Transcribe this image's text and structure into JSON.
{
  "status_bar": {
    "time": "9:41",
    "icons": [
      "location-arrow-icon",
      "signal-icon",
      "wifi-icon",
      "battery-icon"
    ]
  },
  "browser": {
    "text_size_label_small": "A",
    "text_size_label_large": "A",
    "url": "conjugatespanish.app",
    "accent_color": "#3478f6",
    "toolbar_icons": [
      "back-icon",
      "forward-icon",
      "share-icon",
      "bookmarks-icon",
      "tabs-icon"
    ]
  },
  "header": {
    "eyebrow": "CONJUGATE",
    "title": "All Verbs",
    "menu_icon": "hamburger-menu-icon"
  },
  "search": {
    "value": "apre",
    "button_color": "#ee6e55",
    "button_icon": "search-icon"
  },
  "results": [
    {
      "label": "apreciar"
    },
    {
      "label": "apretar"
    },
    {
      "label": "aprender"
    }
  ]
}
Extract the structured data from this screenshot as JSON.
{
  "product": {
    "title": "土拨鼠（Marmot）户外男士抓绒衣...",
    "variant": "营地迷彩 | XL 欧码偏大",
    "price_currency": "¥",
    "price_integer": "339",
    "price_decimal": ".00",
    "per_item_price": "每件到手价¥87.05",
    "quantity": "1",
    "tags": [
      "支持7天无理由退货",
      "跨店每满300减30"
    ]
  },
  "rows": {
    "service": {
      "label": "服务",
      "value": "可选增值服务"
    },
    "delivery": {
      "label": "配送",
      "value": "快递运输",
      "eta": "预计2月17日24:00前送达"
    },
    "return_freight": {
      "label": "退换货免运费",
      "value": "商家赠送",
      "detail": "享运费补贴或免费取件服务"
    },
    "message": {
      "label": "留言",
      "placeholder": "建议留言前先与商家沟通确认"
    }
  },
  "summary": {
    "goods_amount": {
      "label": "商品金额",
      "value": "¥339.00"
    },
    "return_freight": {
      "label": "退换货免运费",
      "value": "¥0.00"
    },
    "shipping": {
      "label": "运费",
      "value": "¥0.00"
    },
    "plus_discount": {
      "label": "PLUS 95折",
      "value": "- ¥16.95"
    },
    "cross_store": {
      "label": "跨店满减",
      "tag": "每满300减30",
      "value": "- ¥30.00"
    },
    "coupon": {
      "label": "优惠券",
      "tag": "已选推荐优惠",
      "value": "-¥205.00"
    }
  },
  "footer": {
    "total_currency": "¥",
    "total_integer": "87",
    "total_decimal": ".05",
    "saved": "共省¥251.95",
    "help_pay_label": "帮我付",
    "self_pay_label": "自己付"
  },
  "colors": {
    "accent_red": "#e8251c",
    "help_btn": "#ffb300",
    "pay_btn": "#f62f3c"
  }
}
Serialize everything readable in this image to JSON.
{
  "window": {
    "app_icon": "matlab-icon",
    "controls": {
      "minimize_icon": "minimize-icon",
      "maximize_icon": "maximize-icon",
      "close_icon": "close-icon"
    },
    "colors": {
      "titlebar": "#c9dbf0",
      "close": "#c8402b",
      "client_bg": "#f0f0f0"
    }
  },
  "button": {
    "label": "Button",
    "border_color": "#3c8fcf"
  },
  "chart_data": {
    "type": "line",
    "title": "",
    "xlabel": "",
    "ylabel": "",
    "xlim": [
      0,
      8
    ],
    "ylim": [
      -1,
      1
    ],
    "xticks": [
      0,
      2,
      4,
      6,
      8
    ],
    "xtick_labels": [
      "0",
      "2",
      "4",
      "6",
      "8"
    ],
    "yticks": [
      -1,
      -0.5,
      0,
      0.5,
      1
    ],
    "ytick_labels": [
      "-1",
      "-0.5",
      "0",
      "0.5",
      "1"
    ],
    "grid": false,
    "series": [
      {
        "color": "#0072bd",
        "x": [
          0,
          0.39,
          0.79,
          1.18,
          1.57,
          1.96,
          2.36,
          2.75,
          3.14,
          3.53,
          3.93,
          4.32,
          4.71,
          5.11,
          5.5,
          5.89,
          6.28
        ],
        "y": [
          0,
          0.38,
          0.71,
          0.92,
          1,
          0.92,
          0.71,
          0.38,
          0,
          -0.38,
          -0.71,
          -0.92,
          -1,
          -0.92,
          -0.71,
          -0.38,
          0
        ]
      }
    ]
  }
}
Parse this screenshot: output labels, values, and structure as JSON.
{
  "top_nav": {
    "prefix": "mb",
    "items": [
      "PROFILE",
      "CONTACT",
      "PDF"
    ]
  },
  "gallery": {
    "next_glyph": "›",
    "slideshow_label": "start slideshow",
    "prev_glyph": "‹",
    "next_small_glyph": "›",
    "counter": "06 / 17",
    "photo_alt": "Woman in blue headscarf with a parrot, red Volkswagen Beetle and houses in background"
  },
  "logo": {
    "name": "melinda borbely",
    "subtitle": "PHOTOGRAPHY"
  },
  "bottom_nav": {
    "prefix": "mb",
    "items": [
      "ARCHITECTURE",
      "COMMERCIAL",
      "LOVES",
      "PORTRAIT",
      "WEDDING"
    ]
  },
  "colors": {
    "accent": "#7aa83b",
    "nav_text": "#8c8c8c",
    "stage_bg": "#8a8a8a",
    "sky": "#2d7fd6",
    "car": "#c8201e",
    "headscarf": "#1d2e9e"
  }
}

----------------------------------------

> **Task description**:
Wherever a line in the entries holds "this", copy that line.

> **Answer to the exercise**:
Transcribe this image's text and structure into JSON.
Extract the structured data from this screenshot as JSON.
Serialize everything readable in this image to JSON.
Parse this screenshot: output labels, values, and structure as JSON.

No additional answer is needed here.